Many of us have been highly critical of the fact that New York's current leaders have not done nearly enough to focus on private-sector job development as one key way to help the state find its way out of this current economic crisis.
But don't just take our word for it, read the latest thoughts from the leader of the Empire State's largest business advocacy organization.
A little-noticed report released in June by the New York State Economic Development Council (NYSEDC), Leadership for Jobs, reviews New York’s economic decline, discusses some of the key reasons for it, and offers a series of recommendations for turning it around.
We know all too well that New York is currently viewed as a business unfriendly state, whose reputation for overregulation and high taxation is off the charts. We understand the nuts-and-bolts agenda that’s required – an agenda that must include lower business taxes, fewer job-killing regulations, and financial incentives that will lead to a better business climate.
At least some of New York’s current leaders appear to be slowly but surely spinning out their case for higher taxes.
A new analysis by the Senate Minority Finance Committee (see a copy of this analysis attached below) has uncovered a list of new taxes and fees being, at least, talked about -- and it rivals the $8-billion-plus tax package enacted by Governor Paterson and legislative leaders last April.
So, yes, I remain concerned that they just refuse to understand that New York’s workers, families, and employers can’t take any more taxes.
We're beginning to hear the rumblings about a late state budget, which is exactly why many of us, over the past several weeks, have been calling for public negotiations over the final 2010-2011 state budget.
The fact is that legislative leaders are violating key elements of the state’s “Budget Reform Act of 2007,” which I myself helped develop and co-sponsored.
The 2007 budget reform law established legal guidelines and timetables for the appointment of joint legislative budget conference committees to conduct public budget negotiations – all of which were ignored by legislative leaders last year and are being ignored again.

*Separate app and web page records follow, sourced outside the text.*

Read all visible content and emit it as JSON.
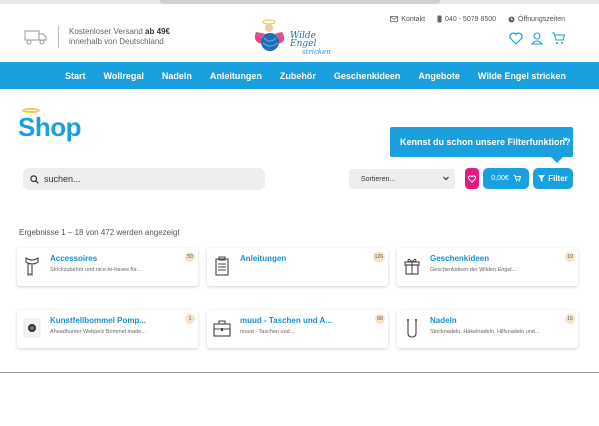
{
  "header": {
    "shipping_line1": "Kostenloser Versand ",
    "shipping_amount": "ab 49€",
    "shipping_line2": "innerhalb von Deutschland",
    "logo_line1": "Wilde Engel",
    "logo_line2": "stricken",
    "contact_label": "Kontakt",
    "phone": "040 - 5079 8500",
    "hours_label": "Öffnungszeiten"
  },
  "nav": {
    "items": [
      "Start",
      "Wollregal",
      "Nadeln",
      "Anleitungen",
      "Zubehör",
      "Geschenkideen",
      "Angebote",
      "Wilde Engel stricken"
    ]
  },
  "page": {
    "title": "Shop",
    "tooltip": "Kennst du schon unsere Filterfunktion?",
    "tooltip_close": "×",
    "search_placeholder": "suchen...",
    "sort_label": "Sortieren...",
    "cart_total": "0,00€",
    "filter_label": "Filter",
    "results_text": "Ergebnisse 1 – 18 von 472 werden angezeigt"
  },
  "categories": [
    {
      "title": "Accessoires",
      "desc": "Strickzubehör und nice-to-haves für...",
      "count": "50",
      "icon": "scarf-icon"
    },
    {
      "title": "Anleitungen",
      "desc": "",
      "count": "126",
      "icon": "clipboard-icon"
    },
    {
      "title": "Geschenkideen",
      "desc": "Geschenkideen der Wilden Engel....",
      "count": "19",
      "icon": "gift-icon"
    },
    {
      "title": "Kunstfellbommel Pomp...",
      "desc": "Ahead­hunter Webpelz Bommel made...",
      "count": "1",
      "icon": "pompom-product-icon"
    },
    {
      "title": "muud - Taschen und A...",
      "desc": "muud - Taschen und...",
      "count": "68",
      "icon": "bag-icon"
    },
    {
      "title": "Nadeln",
      "desc": "Stricknadeln, Häkelnadeln, Hilfsnadeln und...",
      "count": "16",
      "icon": "needles-icon"
    }
  ],
  "colors": {
    "brand": "#1aa0de",
    "wishlist": "#e5197f",
    "badge": "#f6e3c8"
  }
}
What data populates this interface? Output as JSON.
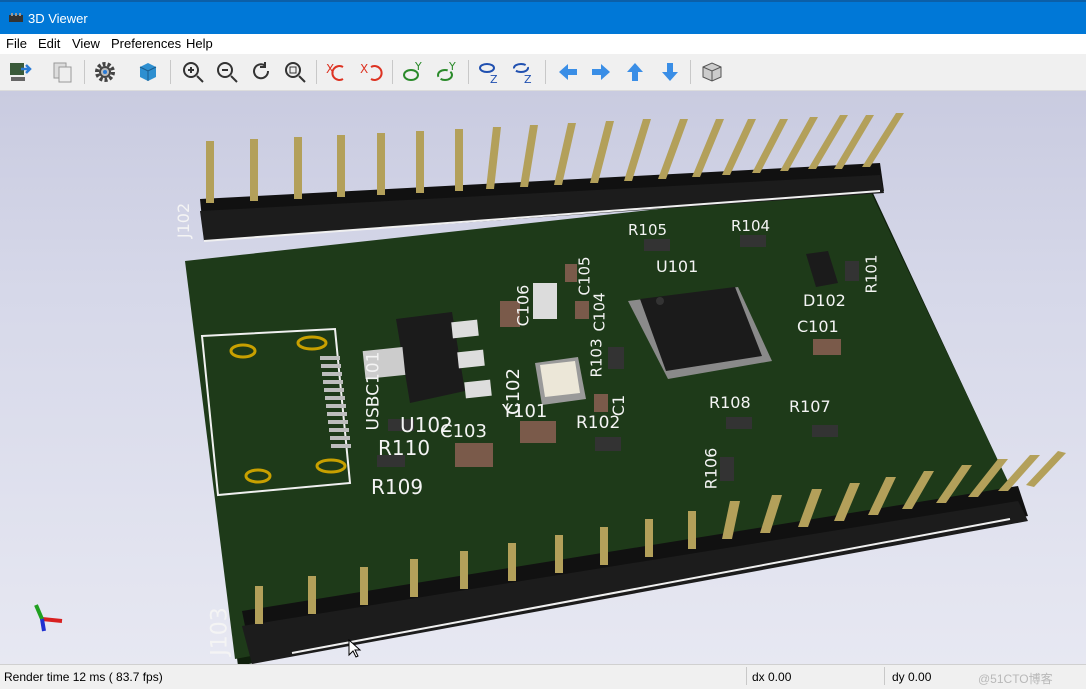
{
  "window": {
    "title": "3D Viewer",
    "app_icon": "3d-viewer-icon"
  },
  "menu": [
    "File",
    "Edit",
    "View",
    "Preferences",
    "Help"
  ],
  "toolbar": [
    {
      "name": "reload-board-icon"
    },
    {
      "name": "copy-to-clipboard-icon"
    },
    {
      "name": "settings-gear-icon"
    },
    {
      "name": "raytrace-cube-icon"
    },
    {
      "name": "zoom-in-icon"
    },
    {
      "name": "zoom-out-icon"
    },
    {
      "name": "redraw-icon"
    },
    {
      "name": "zoom-fit-icon"
    },
    {
      "name": "rotate-x-cw-icon"
    },
    {
      "name": "rotate-x-ccw-icon"
    },
    {
      "name": "rotate-y-cw-icon"
    },
    {
      "name": "rotate-y-ccw-icon"
    },
    {
      "name": "rotate-z-cw-icon"
    },
    {
      "name": "rotate-z-ccw-icon"
    },
    {
      "name": "move-left-icon"
    },
    {
      "name": "move-right-icon"
    },
    {
      "name": "move-up-icon"
    },
    {
      "name": "move-down-icon"
    },
    {
      "name": "ortho-projection-icon"
    }
  ],
  "board": {
    "silkscreen": [
      "J102",
      "J103",
      "R105",
      "R104",
      "U101",
      "R101",
      "D102",
      "C101",
      "C106",
      "C103",
      "C105",
      "C104",
      "R103",
      "C1",
      "USBC101",
      "U102",
      "C102",
      "Y101",
      "R110",
      "R102",
      "R108",
      "R107",
      "R109",
      "R106"
    ]
  },
  "status": {
    "render_time": "Render time 12 ms ( 83.7 fps)",
    "dx": "dx 0.00",
    "dy": "dy 0.00",
    "watermark": "@51CTO博客"
  },
  "colors": {
    "titlebar": "#0078d7",
    "board": "#1e3a19",
    "pin_header": "#161616",
    "pin": "#b3a05a",
    "chip": "#1b1b1b",
    "silkscreen": "#f4f4f4"
  }
}
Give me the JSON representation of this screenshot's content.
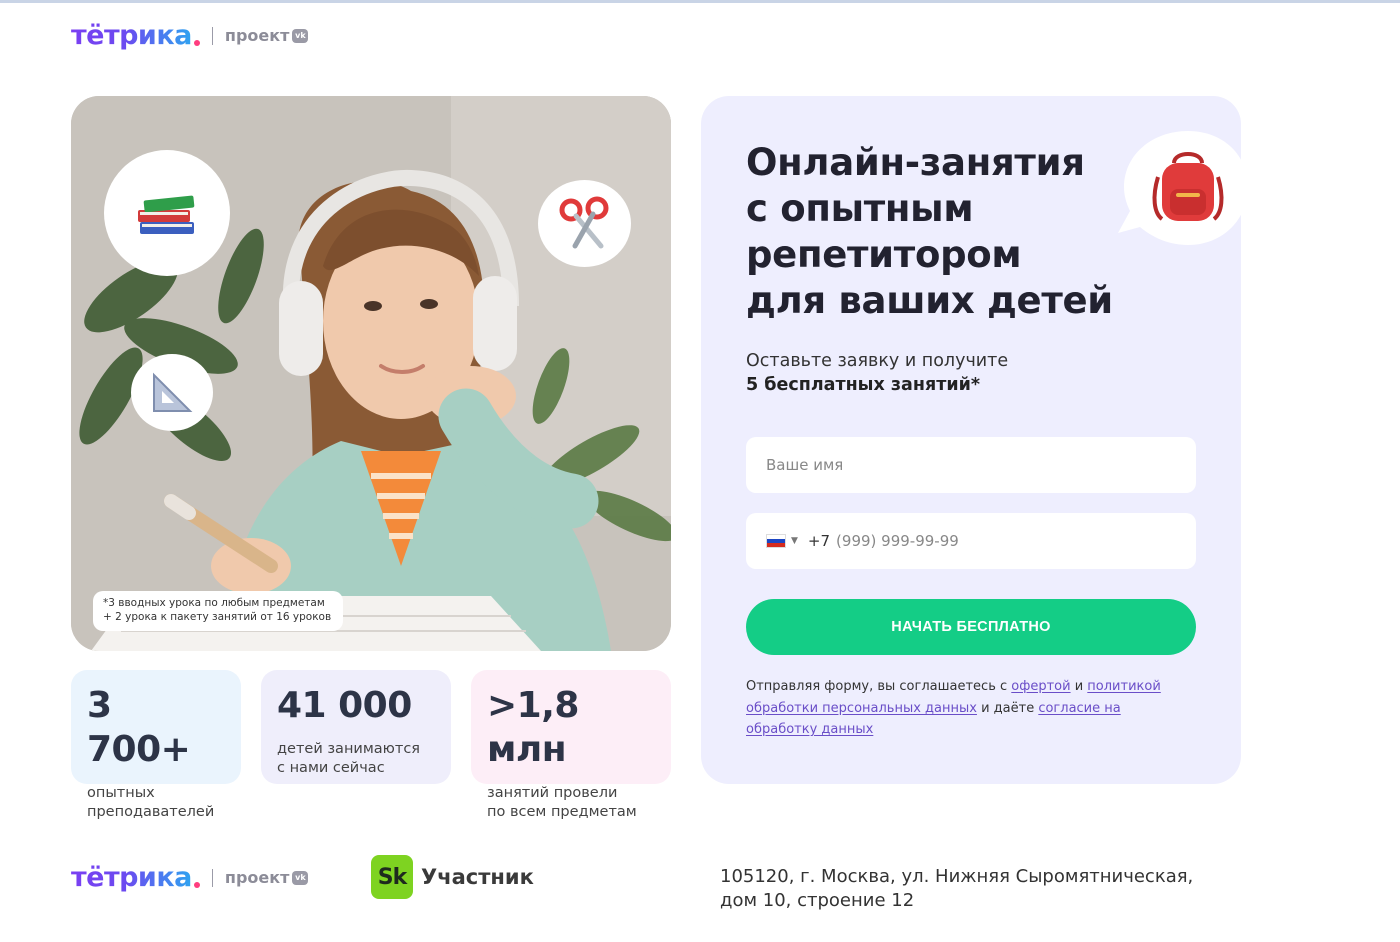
{
  "header": {
    "logo_word": "тётрика",
    "logo_project": "проект",
    "vk": "vk"
  },
  "photo": {
    "bubbles": [
      "books-icon",
      "scissors-icon",
      "triangle-ruler-icon"
    ],
    "footnote_line1": "*3 вводных урока по любым предметам",
    "footnote_line2": "+ 2 урока к пакету занятий от 16 уроков"
  },
  "stats": [
    {
      "number": "3 700+",
      "label_line1": "опытных",
      "label_line2": "преподавателей",
      "bg": "#eaf4fd"
    },
    {
      "number": "41 000",
      "label_line1": "детей занимаются",
      "label_line2": "с нами сейчас",
      "bg": "#efeefb"
    },
    {
      "number": ">1,8 млн",
      "label_line1": "занятий провели",
      "label_line2": "по всем предметам",
      "bg": "#fdeef7"
    }
  ],
  "form": {
    "title_line1": "Онлайн-занятия",
    "title_line2": "с опытным",
    "title_line3": "репетитором",
    "title_line4": "для ваших детей",
    "subtitle_line1": "Оставьте заявку и получите",
    "subtitle_line2": "5 бесплатных занятий*",
    "name_placeholder": "Ваше имя",
    "phone_code": "+7",
    "phone_placeholder": "(999) 999-99-99",
    "submit_label": "НАЧАТЬ БЕСПЛАТНО",
    "legal_1": "Отправляя форму, вы соглашаетесь с ",
    "legal_link_offer": "офертой",
    "legal_2": " и ",
    "legal_link_policy": "политикой обработки персональных данных",
    "legal_3": " и даёте ",
    "legal_link_consent": "согласие на обработку данных",
    "accent": "#14cd86"
  },
  "footer": {
    "logo_word": "тётрика",
    "logo_project": "проект",
    "vk": "vk",
    "sk_badge": "Sk",
    "sk_label": "Участник",
    "address_line1": "105120, г. Москва, ул. Нижняя Сыромятническая,",
    "address_line2": "дом 10, строение 12"
  }
}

I'm grateful to be serving as a member of the newly created Senate Republican Task Force on Medicaid Fraud to find out why state taxpayers continue to lose hundreds of millions of dollars to abuse, fraud, and waste in New York’s more than $50-billion Medicaid system.
The urgency of the state’s fiscal crisis demands a renewed focus on the fraud that has plagued the Medicaid system for years.
It’s way past time to put in place a "zero tolerance" policy to combat the millions upon millions of taxpayer dollars being lost to Medicaid fraud and waste.
It seems like common sense to many of us in New York government: The first step toward fundamentally changing the way Albany does business is to limit state government's ability to spend taxpayer money.
But we've known for a long time that New York State has a spending problem. It's nothing new. Government critics have been saying it for years and, believe me, there's plenty of credit to go around for who's responsible.
I joined several of my upstate colleagues at the Capitol to conduct a public hearing on what I believe is one of the most critical issues facing our state today: the dairy crisis.
It’s been a whirlwind of a political year at the Capitol -- and it continues to be with the state facing a deep-rooted and serious budget deficit heading into 2010 – but we cannot let the powers-that-be in New York government lose sight of the overriding importance of doing anything and everything to save New York dairy farmers on the brink of collapse.
As our attention begins to turn again toward the beginning of the 2010 regular session of the New York State Legislature, it’s as good a time as any to start staking out the themes and priorities that need to dominate next year’s agenda.
For me, first and foremost, that’s going to mean the upstate economy.
Early this morning at the Capitol, I joined my Democratic and Republican colleagues to enact far-reaching legislative reforms that fundamentally change the way the Senate does business.
These reforms take power away from legislative leaders and empower individual legislators from every region. We've acted to open up the legislative process to greater public scrutiny, accountability, bipartisanship, cooperative action, effectiveness, and more reform than we've ever had in Albany.
You might recall that the 2009-2010 New York State budget included broad and controversial provisions to ease the 1970's-era Rockefeller drug laws.
While this action was taken despite my strong opposition and against the better judgement of many of my legislative colleagues, a new problem has surfaced and it's an issue that's going to get plenty of attention throughout the week ahead.
The elimination of New York’s two-year-old STAR property tax rebate program works against efforts to stimulate economic growth and arrives at the worst possible economic time for families and homeowners.
It was one of the most ill-timed actions taken as part of the 2009-2010 state budget recently enacted by Governor David Paterson and the Legislature’s Democratic leaders.
Families, seniors, and all homeowners have counted on these rebates to provide a little relief from today’s high costs and New York’s crushing property tax burden.